** ASSIGNMENT **
Each line of the listing below must be set down exactly.

** DATA RECORDS **
▼▼▼

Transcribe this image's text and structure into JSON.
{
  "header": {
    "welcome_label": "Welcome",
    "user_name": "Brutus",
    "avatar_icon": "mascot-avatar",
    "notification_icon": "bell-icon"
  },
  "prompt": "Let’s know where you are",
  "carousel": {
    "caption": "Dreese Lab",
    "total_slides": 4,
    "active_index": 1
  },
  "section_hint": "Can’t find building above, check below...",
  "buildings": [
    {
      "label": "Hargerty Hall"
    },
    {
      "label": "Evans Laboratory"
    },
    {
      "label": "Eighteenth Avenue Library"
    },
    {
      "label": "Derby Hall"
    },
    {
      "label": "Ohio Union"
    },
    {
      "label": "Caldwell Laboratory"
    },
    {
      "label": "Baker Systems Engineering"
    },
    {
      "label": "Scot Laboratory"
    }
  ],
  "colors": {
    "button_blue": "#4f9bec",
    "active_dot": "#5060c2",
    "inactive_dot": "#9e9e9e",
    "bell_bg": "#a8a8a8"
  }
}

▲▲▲

** RESPONSE BELOW **
Transcribe this image's text and structure into JSON.
{
  "header": {
    "welcome_label": "Welcome",
    "user_name": "Brutus",
    "avatar_icon": "mascot-avatar",
    "notification_icon": "bell-icon"
  },
  "prompt": "Let’s know where you are",
  "carousel": {
    "caption": "Dreese Lab",
    "total_slides": 4,
    "active_index": 1
  },
  "section_hint": "Can’t find building above, check below...",
  "buildings": [
    {
      "label": "Hargerty Hall"
    },
    {
      "label": "Evans Laboratory"
    },
    {
      "label": "Eighteenth Avenue Library"
    },
    {
      "label": "Derby Hall"
    },
    {
      "label": "Ohio Union"
    },
    {
      "label": "Caldwell Laboratory"
    },
    {
      "label": "Baker Systems Engineering"
    },
    {
      "label": "Scot Laboratory"
    }
  ],
  "colors": {
    "button_blue": "#4f9bec",
    "active_dot": "#5060c2",
    "inactive_dot": "#9e9e9e",
    "bell_bg": "#a8a8a8"
  }
}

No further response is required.